## Instructions for the task
The records below are split into lines. How many of those lines contain the string "color"? Reply with the number only.

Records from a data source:

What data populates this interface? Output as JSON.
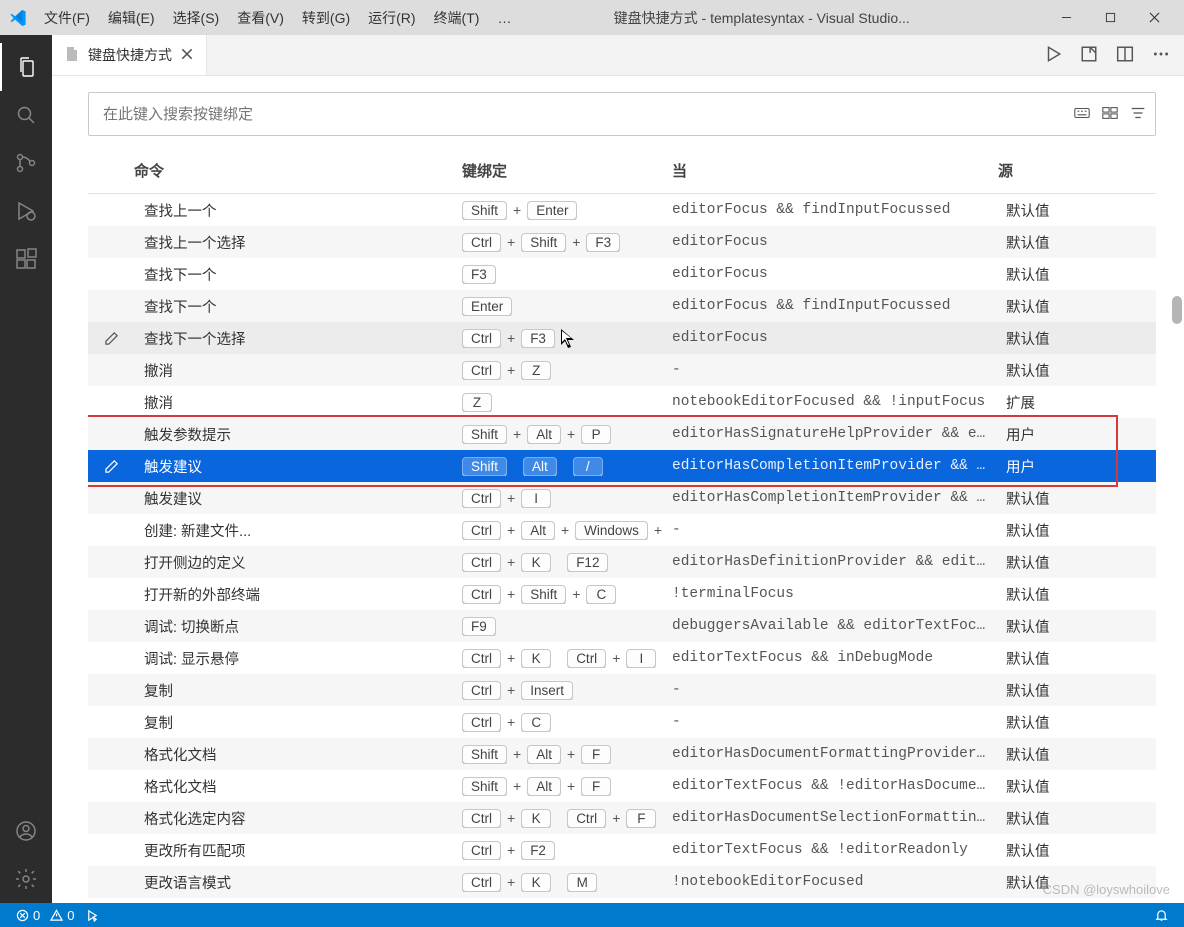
{
  "title": "键盘快捷方式 - templatesyntax - Visual Studio...",
  "menu": [
    "文件(F)",
    "编辑(E)",
    "选择(S)",
    "查看(V)",
    "转到(G)",
    "运行(R)",
    "终端(T)",
    "…"
  ],
  "tab": {
    "label": "键盘快捷方式"
  },
  "search": {
    "placeholder": "在此键入搜索按键绑定"
  },
  "headers": {
    "cmd": "命令",
    "kb": "键绑定",
    "when": "当",
    "src": "源"
  },
  "rows": [
    {
      "cmd": "查找上一个",
      "keys": [
        "Shift",
        "+",
        "Enter"
      ],
      "when": "editorFocus && findInputFocussed",
      "src": "默认值"
    },
    {
      "cmd": "查找上一个选择",
      "keys": [
        "Ctrl",
        "+",
        "Shift",
        "+",
        "F3"
      ],
      "when": "editorFocus",
      "src": "默认值"
    },
    {
      "cmd": "查找下一个",
      "keys": [
        "F3"
      ],
      "when": "editorFocus",
      "src": "默认值"
    },
    {
      "cmd": "查找下一个",
      "keys": [
        "Enter"
      ],
      "when": "editorFocus && findInputFocussed",
      "src": "默认值"
    },
    {
      "cmd": "查找下一个选择",
      "keys": [
        "Ctrl",
        "+",
        "F3"
      ],
      "when": "editorFocus",
      "src": "默认值",
      "pencil": true,
      "hover": true
    },
    {
      "cmd": "撤消",
      "keys": [
        "Ctrl",
        "+",
        "Z"
      ],
      "when": "-",
      "src": "默认值"
    },
    {
      "cmd": "撤消",
      "keys": [
        "Z"
      ],
      "when": "notebookEditorFocused && !inputFocus",
      "src": "扩展"
    },
    {
      "cmd": "触发参数提示",
      "keys": [
        "Shift",
        "+",
        "Alt",
        "+",
        "P"
      ],
      "when": "editorHasSignatureHelpProvider && e…",
      "src": "用户"
    },
    {
      "cmd": "触发建议",
      "keys": [
        "Shift",
        " ",
        "Alt",
        " ",
        "/"
      ],
      "when": "editorHasCompletionItemProvider && …",
      "src": "用户",
      "pencil": true,
      "selected": true
    },
    {
      "cmd": "触发建议",
      "keys": [
        "Ctrl",
        "+",
        "I"
      ],
      "when": "editorHasCompletionItemProvider && …",
      "src": "默认值"
    },
    {
      "cmd": "创建: 新建文件...",
      "keys": [
        "Ctrl",
        "+",
        "Alt",
        "+",
        "Windows",
        "+"
      ],
      "when": "-",
      "src": "默认值"
    },
    {
      "cmd": "打开侧边的定义",
      "keys": [
        "Ctrl",
        "+",
        "K",
        " ",
        "F12"
      ],
      "when": "editorHasDefinitionProvider && edit…",
      "src": "默认值"
    },
    {
      "cmd": "打开新的外部终端",
      "keys": [
        "Ctrl",
        "+",
        "Shift",
        "+",
        "C"
      ],
      "when": "!terminalFocus",
      "src": "默认值"
    },
    {
      "cmd": "调试: 切换断点",
      "keys": [
        "F9"
      ],
      "when": "debuggersAvailable && editorTextFoc…",
      "src": "默认值"
    },
    {
      "cmd": "调试: 显示悬停",
      "keys": [
        "Ctrl",
        "+",
        "K",
        " ",
        "Ctrl",
        "+",
        "I"
      ],
      "when": "editorTextFocus && inDebugMode",
      "src": "默认值"
    },
    {
      "cmd": "复制",
      "keys": [
        "Ctrl",
        "+",
        "Insert"
      ],
      "when": "-",
      "src": "默认值"
    },
    {
      "cmd": "复制",
      "keys": [
        "Ctrl",
        "+",
        "C"
      ],
      "when": "-",
      "src": "默认值"
    },
    {
      "cmd": "格式化文档",
      "keys": [
        "Shift",
        "+",
        "Alt",
        "+",
        "F"
      ],
      "when": "editorHasDocumentFormattingProvider…",
      "src": "默认值"
    },
    {
      "cmd": "格式化文档",
      "keys": [
        "Shift",
        "+",
        "Alt",
        "+",
        "F"
      ],
      "when": "editorTextFocus && !editorHasDocume…",
      "src": "默认值"
    },
    {
      "cmd": "格式化选定内容",
      "keys": [
        "Ctrl",
        "+",
        "K",
        " ",
        "Ctrl",
        "+",
        "F"
      ],
      "when": "editorHasDocumentSelectionFormattin…",
      "src": "默认值"
    },
    {
      "cmd": "更改所有匹配项",
      "keys": [
        "Ctrl",
        "+",
        "F2"
      ],
      "when": "editorTextFocus && !editorReadonly",
      "src": "默认值"
    },
    {
      "cmd": "更改语言模式",
      "keys": [
        "Ctrl",
        "+",
        "K",
        " ",
        "M"
      ],
      "when": "!notebookEditorFocused",
      "src": "默认值"
    }
  ],
  "status": {
    "errors": "0",
    "warnings": "0"
  },
  "watermark": "CSDN @loyswhoilove"
}
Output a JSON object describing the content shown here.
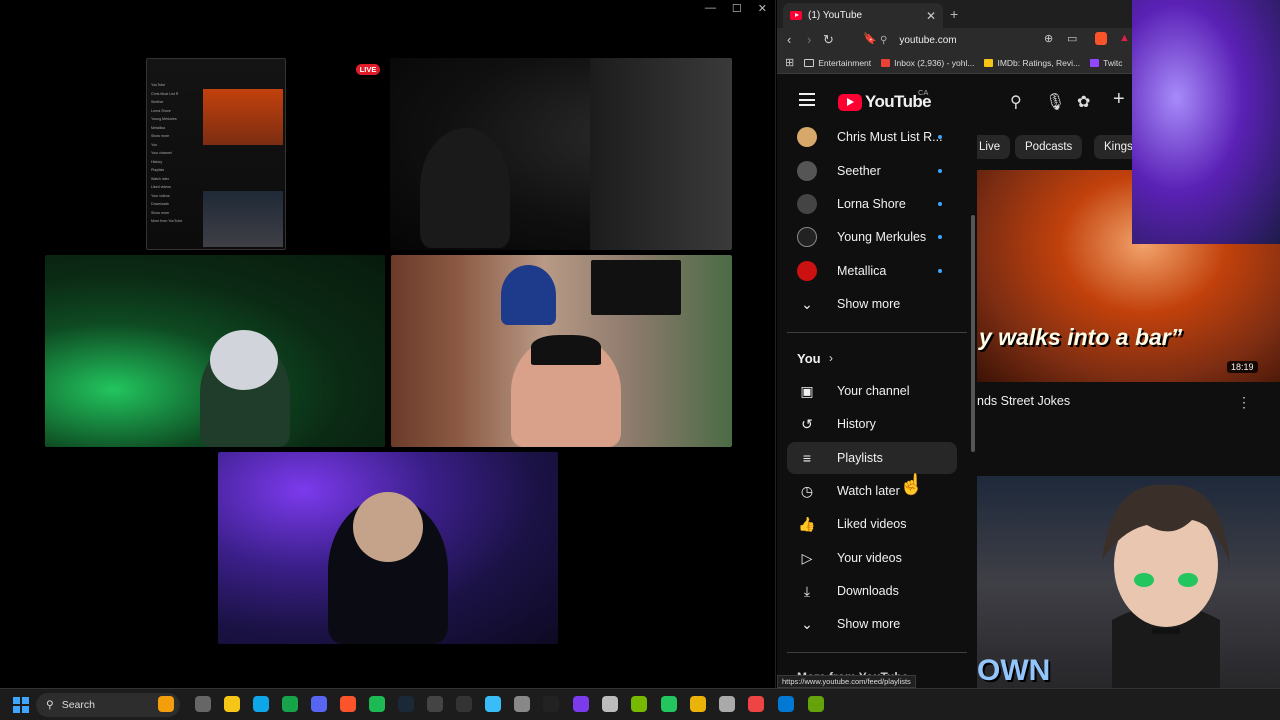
{
  "stream": {
    "live_badge": "LIVE",
    "window_controls": [
      "—",
      "☐",
      "✕"
    ],
    "mini_sidebar": [
      "YouTube",
      "Chris Must List R",
      "Seether",
      "Lorna Shore",
      "Young Merkules",
      "Metallica",
      "Show more",
      "You",
      "Your channel",
      "History",
      "Playlists",
      "Watch later",
      "Liked videos",
      "Your videos",
      "Downloads",
      "Show more",
      "More from YouTube"
    ]
  },
  "browser": {
    "tab_title": "(1) YouTube",
    "tab_close": "✕",
    "new_tab": "+",
    "url": "youtube.com",
    "bookmarks": [
      {
        "label": "Entertainment",
        "icon": "folder-icon"
      },
      {
        "label": "Inbox (2,936) - yohl...",
        "icon": "gmail-icon",
        "color": "#ea4335"
      },
      {
        "label": "IMDb: Ratings, Revi...",
        "icon": "imdb-icon",
        "color": "#f5c518"
      },
      {
        "label": "Twitc",
        "icon": "twitch-icon",
        "color": "#9146ff"
      }
    ],
    "status_url": "https://www.youtube.com/feed/playlists"
  },
  "youtube": {
    "wordmark": "YouTube",
    "country": "CA",
    "subscriptions": [
      {
        "label": "Chris Must List R...",
        "color": "#d6a86a"
      },
      {
        "label": "Seether",
        "color": "#555555"
      },
      {
        "label": "Lorna Shore",
        "color": "#444444"
      },
      {
        "label": "Young Merkules",
        "color": "#222222"
      },
      {
        "label": "Metallica",
        "color": "#cc1111"
      }
    ],
    "show_more_1": "Show more",
    "you_heading": "You",
    "you_items": [
      {
        "label": "Your channel",
        "icon": "person-icon"
      },
      {
        "label": "History",
        "icon": "history-icon"
      },
      {
        "label": "Playlists",
        "icon": "playlists-icon"
      },
      {
        "label": "Watch later",
        "icon": "clock-icon"
      },
      {
        "label": "Liked videos",
        "icon": "thumbs-up-icon"
      },
      {
        "label": "Your videos",
        "icon": "video-icon"
      },
      {
        "label": "Downloads",
        "icon": "download-icon"
      }
    ],
    "show_more_2": "Show more",
    "more_from": "More from YouTube",
    "chips": [
      "Live",
      "Podcasts",
      "Kings"
    ],
    "video1": {
      "thumb_text": "y walks into a bar”",
      "duration": "18:19",
      "title": "nds Street Jokes"
    },
    "video2": {
      "thumb_text": "OWN"
    }
  },
  "taskbar": {
    "search_label": "Search"
  }
}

## Solution for this task
8